| 12.1°C Dublin

Lisa's true lump-in-the-throat tale

It's sometimes difficult to know with the American version of Who Do You Think You Are?, where real emotions end and synthetic ones begin.

Remember, for instance, Sarah Jessica Parker's multiple "Wows", "Oohs" and "Aahs" during her recent journey into her family's past? It was like watching orgasm outtakes from Sex and the City 2.

There were moments when you felt poor SJP would melt into a puddle of tears if someone so much as told her that her great-great-grandfather's fluffy little puppy was run over by a wagon in the 1700s. And that was BEFORE she learned an ancestor of hers had narrowly escaped death during the Salem witch trials.

There was no such problem when Lisa Kudrow, aka kooky Phoebe from Friends and also an executive producer on this series, traced the history of her great- grandparents, East European Jews who, like millions of others, fell foul of the Nazis.

This was authentically moving television and easily the most compelling episode of WDYTYA? USA so far.

Kudrow learned fairly early on how her paternal great-grandmother, who lived in a small village near Minsk in Belarus, had died at the hands of Hitler's hordes.

She visited the site, now a memorial, where some 900 Jews -- men, women and children -- had been dragged from their homes, taken to the village square, stripped naked, machine-gunned three or four at a time, and then dumped into a frozen pit where ice for food storage was kept.

The grisly record books revealed that her great-grandmother had been shot, then burned. There was no overblown, SJP-style emoting from Kudrow. Just a few quiet, soft tears and a wordless soaking up of the horror of it all.

But the quest was really about finding out what happened to her father's distant cousin Yuri Barudin, who initially alerted the family to the fact that the Nazis had arrived in the village on a murderous rampage.

Kudrow's father, Lee -- who escaped the carnage as a little boy, grew up in a tough immigrant neighbourhood in New York and pulled himself up by his bootstraps to become a doctor -- recalled Yuri running into their house, telling them the news, patting him on the head and then departing, never to be seen again.

Lee had always been led to believe that Yuri had died during the Second World War, while serving aboard a ship. However, when Kudrow tracked down the ship's manifest, it revealed that someone by the name of Barudin had been discharged as late as 1950.

Archives in Poland revealed that this Barudin had married, settled down and had a son. Could it be the same man? As so often seems to be the case in these programmes, the answer was to be found in the simplest source imaginable: the phone book.

A nervous, emotional call by Kudrow established that this Barudin was indeed Yuri and that he was still alive -- although for whatever reason, he'd long since changed his first name to something else.

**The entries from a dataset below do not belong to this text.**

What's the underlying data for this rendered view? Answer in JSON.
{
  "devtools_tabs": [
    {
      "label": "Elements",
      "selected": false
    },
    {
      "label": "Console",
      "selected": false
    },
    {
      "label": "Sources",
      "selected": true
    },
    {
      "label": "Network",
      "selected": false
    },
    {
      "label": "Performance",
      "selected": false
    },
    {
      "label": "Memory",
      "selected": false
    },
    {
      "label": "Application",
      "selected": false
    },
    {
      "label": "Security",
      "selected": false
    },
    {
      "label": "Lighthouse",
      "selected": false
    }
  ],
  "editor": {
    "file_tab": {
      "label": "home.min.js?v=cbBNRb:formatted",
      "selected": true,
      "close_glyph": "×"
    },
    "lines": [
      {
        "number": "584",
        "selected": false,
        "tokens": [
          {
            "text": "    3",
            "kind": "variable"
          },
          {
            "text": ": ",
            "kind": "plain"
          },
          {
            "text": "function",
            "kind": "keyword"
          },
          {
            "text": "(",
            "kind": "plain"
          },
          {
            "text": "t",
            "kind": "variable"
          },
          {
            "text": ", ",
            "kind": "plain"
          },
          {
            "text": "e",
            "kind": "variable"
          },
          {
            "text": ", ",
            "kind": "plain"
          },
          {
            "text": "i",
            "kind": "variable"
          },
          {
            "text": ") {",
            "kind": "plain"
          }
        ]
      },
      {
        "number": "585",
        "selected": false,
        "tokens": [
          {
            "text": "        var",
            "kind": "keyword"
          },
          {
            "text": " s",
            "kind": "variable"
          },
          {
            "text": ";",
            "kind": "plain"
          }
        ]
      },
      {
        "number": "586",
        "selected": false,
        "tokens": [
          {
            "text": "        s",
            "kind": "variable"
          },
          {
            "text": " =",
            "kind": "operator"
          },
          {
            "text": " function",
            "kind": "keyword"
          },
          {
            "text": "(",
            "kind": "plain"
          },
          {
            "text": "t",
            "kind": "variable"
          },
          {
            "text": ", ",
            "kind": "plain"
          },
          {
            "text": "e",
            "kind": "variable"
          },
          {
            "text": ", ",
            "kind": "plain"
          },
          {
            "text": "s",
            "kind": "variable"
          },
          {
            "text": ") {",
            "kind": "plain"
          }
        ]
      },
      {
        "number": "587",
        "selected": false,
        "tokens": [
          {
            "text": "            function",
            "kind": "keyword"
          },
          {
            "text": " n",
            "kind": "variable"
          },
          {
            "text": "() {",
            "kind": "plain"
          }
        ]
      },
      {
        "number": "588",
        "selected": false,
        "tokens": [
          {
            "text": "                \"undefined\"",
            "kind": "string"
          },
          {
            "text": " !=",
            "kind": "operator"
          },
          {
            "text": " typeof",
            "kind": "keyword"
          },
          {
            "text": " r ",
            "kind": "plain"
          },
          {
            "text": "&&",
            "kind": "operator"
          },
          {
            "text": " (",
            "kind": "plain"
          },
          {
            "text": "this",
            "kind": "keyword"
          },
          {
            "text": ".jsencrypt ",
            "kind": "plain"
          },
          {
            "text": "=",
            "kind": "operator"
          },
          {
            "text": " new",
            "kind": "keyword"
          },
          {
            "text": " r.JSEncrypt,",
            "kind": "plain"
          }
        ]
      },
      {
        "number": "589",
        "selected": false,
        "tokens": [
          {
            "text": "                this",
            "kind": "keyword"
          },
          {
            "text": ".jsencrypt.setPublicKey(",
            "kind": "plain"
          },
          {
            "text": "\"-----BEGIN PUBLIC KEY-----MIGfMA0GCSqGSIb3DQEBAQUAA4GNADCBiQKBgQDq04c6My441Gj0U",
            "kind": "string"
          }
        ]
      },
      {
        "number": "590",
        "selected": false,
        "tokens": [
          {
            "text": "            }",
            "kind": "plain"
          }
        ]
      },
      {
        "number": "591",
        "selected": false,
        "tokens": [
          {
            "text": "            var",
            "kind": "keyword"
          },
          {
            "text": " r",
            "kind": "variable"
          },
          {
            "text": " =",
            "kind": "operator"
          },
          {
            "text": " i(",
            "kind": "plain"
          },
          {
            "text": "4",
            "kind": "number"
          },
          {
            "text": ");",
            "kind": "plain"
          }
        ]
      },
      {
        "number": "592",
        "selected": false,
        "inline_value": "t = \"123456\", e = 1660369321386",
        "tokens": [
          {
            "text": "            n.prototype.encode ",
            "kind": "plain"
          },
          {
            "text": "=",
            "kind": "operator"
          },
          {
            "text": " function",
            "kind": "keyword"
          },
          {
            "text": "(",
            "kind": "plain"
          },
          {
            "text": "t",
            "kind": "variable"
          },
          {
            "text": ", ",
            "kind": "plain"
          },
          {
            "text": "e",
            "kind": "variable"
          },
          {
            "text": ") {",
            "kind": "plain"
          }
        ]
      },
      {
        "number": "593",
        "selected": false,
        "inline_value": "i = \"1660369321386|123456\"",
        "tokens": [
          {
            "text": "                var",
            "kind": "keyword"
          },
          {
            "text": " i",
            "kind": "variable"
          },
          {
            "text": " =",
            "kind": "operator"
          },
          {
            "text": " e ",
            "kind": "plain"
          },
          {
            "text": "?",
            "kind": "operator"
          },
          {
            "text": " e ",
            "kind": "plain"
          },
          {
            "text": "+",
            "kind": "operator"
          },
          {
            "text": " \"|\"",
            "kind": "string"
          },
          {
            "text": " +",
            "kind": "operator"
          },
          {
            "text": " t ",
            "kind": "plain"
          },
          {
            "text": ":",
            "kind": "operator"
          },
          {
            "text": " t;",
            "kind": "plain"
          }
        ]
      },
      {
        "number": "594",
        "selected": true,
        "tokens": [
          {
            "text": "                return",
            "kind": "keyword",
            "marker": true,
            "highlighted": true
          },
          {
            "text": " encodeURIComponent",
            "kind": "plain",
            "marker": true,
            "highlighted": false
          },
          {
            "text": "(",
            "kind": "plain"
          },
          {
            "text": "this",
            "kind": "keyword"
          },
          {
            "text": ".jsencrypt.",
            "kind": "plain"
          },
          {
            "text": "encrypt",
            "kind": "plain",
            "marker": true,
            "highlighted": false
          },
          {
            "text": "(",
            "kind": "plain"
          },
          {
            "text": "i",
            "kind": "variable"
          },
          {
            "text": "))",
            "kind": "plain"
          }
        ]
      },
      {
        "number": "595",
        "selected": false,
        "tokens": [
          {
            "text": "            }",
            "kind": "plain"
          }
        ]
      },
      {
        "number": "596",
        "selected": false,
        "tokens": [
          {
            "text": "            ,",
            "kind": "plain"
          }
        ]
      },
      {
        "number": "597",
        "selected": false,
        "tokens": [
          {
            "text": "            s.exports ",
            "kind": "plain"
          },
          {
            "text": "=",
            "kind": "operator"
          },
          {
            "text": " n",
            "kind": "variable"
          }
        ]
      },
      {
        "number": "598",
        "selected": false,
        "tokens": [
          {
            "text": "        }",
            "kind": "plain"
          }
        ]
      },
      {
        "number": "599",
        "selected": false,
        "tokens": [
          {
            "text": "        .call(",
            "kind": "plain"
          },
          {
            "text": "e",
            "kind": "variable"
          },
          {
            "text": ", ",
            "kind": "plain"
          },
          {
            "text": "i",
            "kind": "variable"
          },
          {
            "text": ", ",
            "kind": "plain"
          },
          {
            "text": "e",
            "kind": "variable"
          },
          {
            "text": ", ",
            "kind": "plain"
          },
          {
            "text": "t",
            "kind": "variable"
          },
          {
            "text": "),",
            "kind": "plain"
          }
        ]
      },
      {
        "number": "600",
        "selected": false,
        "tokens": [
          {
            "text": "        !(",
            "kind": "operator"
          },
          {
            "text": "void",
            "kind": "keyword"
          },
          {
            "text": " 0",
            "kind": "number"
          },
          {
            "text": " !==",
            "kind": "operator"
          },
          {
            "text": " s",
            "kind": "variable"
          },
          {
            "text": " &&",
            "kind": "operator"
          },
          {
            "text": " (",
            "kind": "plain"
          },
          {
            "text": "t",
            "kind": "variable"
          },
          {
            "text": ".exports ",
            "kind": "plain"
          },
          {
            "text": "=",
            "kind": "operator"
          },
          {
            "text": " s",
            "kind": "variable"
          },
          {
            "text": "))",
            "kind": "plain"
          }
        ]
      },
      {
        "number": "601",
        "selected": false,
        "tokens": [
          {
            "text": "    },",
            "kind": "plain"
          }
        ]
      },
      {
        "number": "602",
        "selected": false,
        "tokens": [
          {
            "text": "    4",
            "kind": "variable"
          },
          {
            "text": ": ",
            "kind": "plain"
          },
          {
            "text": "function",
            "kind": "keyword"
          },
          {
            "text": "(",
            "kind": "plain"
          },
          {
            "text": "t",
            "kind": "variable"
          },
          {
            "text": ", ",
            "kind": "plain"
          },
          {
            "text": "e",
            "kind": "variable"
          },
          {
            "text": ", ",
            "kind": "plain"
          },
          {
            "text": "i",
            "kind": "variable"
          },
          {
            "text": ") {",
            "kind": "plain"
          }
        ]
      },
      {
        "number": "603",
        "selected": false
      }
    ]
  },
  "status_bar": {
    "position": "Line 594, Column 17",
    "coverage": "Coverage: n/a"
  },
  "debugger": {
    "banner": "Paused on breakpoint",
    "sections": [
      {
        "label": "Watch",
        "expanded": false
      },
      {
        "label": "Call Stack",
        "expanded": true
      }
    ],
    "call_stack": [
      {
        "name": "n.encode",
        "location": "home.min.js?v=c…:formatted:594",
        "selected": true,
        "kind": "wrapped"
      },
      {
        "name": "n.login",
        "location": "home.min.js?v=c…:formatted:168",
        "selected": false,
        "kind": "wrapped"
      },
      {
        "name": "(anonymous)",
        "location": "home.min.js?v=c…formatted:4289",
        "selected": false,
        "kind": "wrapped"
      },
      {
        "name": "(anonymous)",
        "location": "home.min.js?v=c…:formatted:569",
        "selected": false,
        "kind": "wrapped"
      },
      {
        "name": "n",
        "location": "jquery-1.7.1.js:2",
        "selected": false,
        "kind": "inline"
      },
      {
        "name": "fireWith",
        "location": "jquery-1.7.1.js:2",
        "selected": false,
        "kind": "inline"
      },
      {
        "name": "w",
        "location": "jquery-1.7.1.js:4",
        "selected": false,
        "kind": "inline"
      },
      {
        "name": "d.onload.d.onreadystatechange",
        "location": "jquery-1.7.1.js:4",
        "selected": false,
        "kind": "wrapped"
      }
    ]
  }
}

You have to concede that there's a certain amount of contrivance and artifice in Who Do You Think You Are?

Much of the research, you suspect, has already been done by experts before the camera starts rolling.

Yet the moment when Kudrow met the elderly Yuri, his son and his grandson at their home was a delightful one. There was unexpected humour too.

"Lisa Kudrow is in my home and not on my TV?" said Yuri's delighted son, obviously a Friends fan. "This is amazing!"

It transpired that during the war, Yuri had been taken by the Russians to Siberia, where he joined the Russian army and later somehow managed to "jump" to the Polish army.

The programme ended with Lee Kudrow taking a Skype video call from Yuri in Poland -- a genuinely happy, lump-in-the-throat ending to a fantastic story.

STACEY'S STARS

WHO DO YOU THINK YOU ARE? USA ***


Privacy